§ **Information shown**:
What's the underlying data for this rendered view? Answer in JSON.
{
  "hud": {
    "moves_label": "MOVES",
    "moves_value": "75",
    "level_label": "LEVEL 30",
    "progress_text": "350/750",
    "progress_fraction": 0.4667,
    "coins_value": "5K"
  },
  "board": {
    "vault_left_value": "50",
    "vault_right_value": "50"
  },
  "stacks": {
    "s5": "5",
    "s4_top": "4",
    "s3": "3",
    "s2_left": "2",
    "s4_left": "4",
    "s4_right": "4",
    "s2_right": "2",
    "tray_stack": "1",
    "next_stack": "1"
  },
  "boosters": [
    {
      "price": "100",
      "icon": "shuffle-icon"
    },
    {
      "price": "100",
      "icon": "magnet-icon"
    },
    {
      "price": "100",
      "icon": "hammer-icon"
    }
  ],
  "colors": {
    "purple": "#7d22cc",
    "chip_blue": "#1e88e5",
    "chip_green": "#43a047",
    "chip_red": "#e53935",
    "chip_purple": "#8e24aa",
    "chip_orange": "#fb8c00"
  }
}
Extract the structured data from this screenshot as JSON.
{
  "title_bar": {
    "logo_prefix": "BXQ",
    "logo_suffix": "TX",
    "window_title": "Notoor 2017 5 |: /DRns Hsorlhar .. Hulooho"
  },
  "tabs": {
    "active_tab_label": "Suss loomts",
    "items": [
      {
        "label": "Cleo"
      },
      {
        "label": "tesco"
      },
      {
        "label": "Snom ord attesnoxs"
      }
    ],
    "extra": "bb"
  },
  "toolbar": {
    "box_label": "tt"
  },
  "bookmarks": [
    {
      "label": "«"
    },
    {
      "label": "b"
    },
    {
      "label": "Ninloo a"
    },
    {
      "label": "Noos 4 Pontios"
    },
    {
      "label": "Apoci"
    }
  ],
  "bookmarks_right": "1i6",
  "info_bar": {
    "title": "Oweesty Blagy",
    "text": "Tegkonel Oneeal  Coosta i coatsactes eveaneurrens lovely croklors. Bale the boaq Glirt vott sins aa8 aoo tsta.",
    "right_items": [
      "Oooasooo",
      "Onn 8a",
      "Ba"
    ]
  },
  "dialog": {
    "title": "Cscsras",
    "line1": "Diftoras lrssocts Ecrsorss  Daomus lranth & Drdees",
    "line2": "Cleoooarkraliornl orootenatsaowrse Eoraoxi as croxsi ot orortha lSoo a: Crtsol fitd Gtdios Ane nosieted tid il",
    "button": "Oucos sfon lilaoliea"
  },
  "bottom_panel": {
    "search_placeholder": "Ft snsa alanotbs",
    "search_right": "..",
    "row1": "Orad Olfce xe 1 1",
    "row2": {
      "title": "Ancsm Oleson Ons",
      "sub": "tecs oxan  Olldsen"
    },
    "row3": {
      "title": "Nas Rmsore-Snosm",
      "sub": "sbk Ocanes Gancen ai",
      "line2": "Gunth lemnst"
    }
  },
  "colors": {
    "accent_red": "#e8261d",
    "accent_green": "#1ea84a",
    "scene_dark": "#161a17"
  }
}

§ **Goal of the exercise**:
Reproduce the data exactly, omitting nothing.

§ **Task result**:
What's the underlying data for this rendered view? Answer in JSON.
{
  "hud": {
    "moves_label": "MOVES",
    "moves_value": "75",
    "level_label": "LEVEL 30",
    "progress_text": "350/750",
    "progress_fraction": 0.4667,
    "coins_value": "5K"
  },
  "board": {
    "vault_left_value": "50",
    "vault_right_value": "50"
  },
  "stacks": {
    "s5": "5",
    "s4_top": "4",
    "s3": "3",
    "s2_left": "2",
    "s4_left": "4",
    "s4_right": "4",
    "s2_right": "2",
    "tray_stack": "1",
    "next_stack": "1"
  },
  "boosters": [
    {
      "price": "100",
      "icon": "shuffle-icon"
    },
    {
      "price": "100",
      "icon": "magnet-icon"
    },
    {
      "price": "100",
      "icon": "hammer-icon"
    }
  ],
  "colors": {
    "purple": "#7d22cc",
    "chip_blue": "#1e88e5",
    "chip_green": "#43a047",
    "chip_red": "#e53935",
    "chip_purple": "#8e24aa",
    "chip_orange": "#fb8c00"
  }
}
Extract the structured data from this screenshot as JSON.
{
  "title_bar": {
    "logo_prefix": "BXQ",
    "logo_suffix": "TX",
    "window_title": "Notoor 2017 5 |: /DRns Hsorlhar .. Hulooho"
  },
  "tabs": {
    "active_tab_label": "Suss loomts",
    "items": [
      {
        "label": "Cleo"
      },
      {
        "label": "tesco"
      },
      {
        "label": "Snom ord attesnoxs"
      }
    ],
    "extra": "bb"
  },
  "toolbar": {
    "box_label": "tt"
  },
  "bookmarks": [
    {
      "label": "«"
    },
    {
      "label": "b"
    },
    {
      "label": "Ninloo a"
    },
    {
      "label": "Noos 4 Pontios"
    },
    {
      "label": "Apoci"
    }
  ],
  "bookmarks_right": "1i6",
  "info_bar": {
    "title": "Oweesty Blagy",
    "text": "Tegkonel Oneeal  Coosta i coatsactes eveaneurrens lovely croklors. Bale the boaq Glirt vott sins aa8 aoo tsta.",
    "right_items": [
      "Oooasooo",
      "Onn 8a",
      "Ba"
    ]
  },
  "dialog": {
    "title": "Cscsras",
    "line1": "Diftoras lrssocts Ecrsorss  Daomus lranth & Drdees",
    "line2": "Cleoooarkraliornl orootenatsaowrse Eoraoxi as croxsi ot orortha lSoo a: Crtsol fitd Gtdios Ane nosieted tid il",
    "button": "Oucos sfon lilaoliea"
  },
  "bottom_panel": {
    "search_placeholder": "Ft snsa alanotbs",
    "search_right": "..",
    "row1": "Orad Olfce xe 1 1",
    "row2": {
      "title": "Ancsm Oleson Ons",
      "sub": "tecs oxan  Olldsen"
    },
    "row3": {
      "title": "Nas Rmsore-Snosm",
      "sub": "sbk Ocanes Gancen ai",
      "line2": "Gunth lemnst"
    }
  },
  "colors": {
    "accent_red": "#e8261d",
    "accent_green": "#1ea84a",
    "scene_dark": "#161a17"
  }
}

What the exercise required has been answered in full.